→ **Work required**
Every line holding the word "this" should be copied from the material.
= = = =
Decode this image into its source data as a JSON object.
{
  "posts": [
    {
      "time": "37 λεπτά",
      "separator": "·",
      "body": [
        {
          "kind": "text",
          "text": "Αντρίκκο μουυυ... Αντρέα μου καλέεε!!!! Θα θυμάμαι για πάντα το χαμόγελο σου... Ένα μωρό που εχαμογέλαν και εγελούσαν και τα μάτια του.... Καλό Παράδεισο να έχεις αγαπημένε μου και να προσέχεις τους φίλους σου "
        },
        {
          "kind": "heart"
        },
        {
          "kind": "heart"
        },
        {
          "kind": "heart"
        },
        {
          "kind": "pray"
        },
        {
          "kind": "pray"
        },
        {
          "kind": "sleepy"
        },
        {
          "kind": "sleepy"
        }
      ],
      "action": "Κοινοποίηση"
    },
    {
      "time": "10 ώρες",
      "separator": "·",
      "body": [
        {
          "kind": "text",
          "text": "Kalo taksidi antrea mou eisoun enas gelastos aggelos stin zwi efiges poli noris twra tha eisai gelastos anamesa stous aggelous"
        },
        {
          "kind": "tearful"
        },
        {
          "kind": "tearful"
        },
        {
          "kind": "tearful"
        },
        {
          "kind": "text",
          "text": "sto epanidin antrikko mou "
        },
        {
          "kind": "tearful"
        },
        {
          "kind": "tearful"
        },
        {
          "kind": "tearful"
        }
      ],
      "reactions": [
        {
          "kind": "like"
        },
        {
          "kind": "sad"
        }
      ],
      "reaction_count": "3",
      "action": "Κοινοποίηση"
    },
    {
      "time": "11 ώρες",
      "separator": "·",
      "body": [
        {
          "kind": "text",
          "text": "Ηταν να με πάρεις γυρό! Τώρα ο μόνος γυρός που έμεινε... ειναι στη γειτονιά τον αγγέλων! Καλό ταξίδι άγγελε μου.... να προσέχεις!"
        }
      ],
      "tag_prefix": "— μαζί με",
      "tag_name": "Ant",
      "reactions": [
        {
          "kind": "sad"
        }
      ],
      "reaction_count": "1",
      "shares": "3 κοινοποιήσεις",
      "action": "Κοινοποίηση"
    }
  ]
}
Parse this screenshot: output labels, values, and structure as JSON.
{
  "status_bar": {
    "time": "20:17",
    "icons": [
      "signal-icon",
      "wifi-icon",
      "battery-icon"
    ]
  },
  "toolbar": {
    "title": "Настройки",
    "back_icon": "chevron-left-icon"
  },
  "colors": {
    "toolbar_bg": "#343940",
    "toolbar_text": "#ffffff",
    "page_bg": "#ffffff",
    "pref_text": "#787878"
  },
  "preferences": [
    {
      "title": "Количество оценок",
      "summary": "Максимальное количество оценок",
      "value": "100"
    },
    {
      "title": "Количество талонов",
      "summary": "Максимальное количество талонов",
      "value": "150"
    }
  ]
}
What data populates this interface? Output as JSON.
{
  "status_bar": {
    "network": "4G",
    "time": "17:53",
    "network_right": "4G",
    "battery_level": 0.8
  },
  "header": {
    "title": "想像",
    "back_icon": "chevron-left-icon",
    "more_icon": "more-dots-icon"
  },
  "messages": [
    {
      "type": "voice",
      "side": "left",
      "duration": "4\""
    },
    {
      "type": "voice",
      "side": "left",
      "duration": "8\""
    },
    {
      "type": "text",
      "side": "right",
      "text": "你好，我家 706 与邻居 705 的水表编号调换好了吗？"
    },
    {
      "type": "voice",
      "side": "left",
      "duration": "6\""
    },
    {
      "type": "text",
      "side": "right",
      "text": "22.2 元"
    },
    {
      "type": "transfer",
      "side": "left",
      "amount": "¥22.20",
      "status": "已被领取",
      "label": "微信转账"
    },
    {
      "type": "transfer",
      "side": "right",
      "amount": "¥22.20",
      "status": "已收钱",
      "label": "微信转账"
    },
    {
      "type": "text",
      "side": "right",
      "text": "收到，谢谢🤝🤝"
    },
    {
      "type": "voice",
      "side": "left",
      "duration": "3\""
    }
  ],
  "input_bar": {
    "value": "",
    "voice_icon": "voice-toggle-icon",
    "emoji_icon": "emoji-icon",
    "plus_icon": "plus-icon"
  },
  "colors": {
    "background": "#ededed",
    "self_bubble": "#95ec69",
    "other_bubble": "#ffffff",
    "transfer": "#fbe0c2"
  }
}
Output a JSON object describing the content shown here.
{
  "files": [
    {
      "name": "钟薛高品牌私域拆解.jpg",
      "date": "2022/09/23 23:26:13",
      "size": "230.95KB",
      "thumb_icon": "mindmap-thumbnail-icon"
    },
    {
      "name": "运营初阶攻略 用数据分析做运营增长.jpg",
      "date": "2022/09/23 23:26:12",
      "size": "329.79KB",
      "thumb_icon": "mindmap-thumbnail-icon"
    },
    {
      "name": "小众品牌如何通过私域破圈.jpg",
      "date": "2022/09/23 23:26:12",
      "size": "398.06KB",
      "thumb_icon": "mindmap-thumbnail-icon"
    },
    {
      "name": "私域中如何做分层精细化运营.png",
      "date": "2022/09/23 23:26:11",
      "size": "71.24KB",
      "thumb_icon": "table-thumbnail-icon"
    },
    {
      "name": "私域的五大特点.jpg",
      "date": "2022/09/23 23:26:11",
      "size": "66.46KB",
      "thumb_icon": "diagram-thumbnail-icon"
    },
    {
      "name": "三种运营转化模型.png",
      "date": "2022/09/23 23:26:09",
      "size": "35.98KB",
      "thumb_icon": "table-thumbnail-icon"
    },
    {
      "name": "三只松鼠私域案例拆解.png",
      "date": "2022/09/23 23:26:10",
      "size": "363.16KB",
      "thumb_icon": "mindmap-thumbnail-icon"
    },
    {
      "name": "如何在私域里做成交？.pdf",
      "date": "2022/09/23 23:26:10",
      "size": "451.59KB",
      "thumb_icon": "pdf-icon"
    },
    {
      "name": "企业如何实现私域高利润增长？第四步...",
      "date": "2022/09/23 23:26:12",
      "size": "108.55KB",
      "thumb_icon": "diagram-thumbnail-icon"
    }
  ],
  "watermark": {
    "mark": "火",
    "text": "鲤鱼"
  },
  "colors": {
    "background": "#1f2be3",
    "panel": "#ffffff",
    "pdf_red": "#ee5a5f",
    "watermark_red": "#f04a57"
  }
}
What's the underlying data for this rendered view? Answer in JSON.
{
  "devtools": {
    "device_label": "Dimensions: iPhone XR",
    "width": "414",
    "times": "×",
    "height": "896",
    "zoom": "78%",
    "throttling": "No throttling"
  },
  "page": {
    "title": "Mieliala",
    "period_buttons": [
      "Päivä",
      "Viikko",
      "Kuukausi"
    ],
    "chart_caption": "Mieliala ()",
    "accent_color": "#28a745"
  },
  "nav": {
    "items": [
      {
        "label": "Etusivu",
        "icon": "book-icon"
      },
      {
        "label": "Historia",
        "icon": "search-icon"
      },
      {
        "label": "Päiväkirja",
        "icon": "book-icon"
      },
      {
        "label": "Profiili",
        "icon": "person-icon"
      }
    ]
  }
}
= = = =
→ **Response area**
Decode this image into its source data as a JSON object.
Parse this screenshot: output labels, values, and structure as JSON.
What data populates this interface? Output as JSON.
What's the underlying data for this rendered view? Answer in JSON.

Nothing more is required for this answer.